## AIM OF THE EXERCISE
Your result should be the lines holding the word "nuestros", copied from the entries below.

[STORED DATA Boundary: Start]

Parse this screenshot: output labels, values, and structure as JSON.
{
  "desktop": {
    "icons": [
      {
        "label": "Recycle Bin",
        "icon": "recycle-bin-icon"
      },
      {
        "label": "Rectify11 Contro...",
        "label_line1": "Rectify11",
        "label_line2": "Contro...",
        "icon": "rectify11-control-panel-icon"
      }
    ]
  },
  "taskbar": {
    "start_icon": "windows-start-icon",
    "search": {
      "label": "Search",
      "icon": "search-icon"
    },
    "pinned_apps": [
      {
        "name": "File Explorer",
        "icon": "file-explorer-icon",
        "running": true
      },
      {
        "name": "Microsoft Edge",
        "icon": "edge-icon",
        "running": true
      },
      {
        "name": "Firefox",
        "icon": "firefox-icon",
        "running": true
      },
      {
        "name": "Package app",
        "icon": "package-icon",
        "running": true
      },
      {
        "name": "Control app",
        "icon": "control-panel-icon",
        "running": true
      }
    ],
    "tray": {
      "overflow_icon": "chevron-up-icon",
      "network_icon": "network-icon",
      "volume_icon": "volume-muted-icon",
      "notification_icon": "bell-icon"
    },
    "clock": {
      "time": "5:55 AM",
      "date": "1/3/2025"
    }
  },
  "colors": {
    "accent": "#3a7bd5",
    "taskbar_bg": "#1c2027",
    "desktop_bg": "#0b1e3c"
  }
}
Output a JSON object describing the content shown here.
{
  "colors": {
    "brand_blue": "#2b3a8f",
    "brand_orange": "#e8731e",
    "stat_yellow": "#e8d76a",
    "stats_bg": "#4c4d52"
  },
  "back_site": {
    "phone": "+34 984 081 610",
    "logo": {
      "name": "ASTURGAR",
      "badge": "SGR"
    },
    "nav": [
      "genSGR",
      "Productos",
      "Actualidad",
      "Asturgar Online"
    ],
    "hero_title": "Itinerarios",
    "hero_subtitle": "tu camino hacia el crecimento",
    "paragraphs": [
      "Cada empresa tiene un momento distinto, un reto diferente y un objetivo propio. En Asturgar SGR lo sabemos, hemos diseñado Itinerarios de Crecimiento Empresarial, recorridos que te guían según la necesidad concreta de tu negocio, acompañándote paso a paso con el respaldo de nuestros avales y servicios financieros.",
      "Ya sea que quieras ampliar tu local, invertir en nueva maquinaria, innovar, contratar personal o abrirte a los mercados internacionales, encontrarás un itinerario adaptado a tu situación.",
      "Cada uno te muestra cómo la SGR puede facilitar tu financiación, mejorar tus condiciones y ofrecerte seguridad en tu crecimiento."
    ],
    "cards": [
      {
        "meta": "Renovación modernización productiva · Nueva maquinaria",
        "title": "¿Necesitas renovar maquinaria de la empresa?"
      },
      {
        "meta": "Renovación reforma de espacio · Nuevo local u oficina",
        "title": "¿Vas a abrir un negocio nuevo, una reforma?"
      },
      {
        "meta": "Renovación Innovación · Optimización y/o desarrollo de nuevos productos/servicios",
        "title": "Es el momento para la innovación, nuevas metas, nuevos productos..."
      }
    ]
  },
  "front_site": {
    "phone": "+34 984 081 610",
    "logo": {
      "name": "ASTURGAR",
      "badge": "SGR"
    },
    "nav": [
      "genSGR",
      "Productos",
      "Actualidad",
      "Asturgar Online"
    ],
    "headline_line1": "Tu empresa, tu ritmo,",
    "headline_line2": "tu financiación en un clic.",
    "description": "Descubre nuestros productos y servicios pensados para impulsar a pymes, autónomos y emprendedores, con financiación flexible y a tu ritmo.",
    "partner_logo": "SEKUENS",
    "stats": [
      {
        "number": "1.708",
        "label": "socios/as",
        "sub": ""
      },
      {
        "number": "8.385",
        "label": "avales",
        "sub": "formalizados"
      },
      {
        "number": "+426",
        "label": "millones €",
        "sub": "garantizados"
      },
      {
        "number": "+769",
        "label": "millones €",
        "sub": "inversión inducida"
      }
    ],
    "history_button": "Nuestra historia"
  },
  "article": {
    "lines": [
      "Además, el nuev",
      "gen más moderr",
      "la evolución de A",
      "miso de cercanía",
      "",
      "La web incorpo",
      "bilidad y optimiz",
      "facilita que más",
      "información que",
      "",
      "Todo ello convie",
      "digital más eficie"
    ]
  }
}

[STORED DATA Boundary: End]

## OUTPUT
      "Cada empresa tiene un momento distinto, un reto diferente y un objetivo propio. En Asturgar SGR lo sabemos, hemos diseñado Itinerarios de Crecimiento Empresarial, recorridos que te guían según la necesidad concreta de tu negocio, acompañándote paso a paso con el respaldo de nuestros avales y servicios financieros.",
    "description": "Descubre nuestros productos y servicios pensados para impulsar a pymes, autónomos y emprendedores, con financiación flexible y a tu ritmo.",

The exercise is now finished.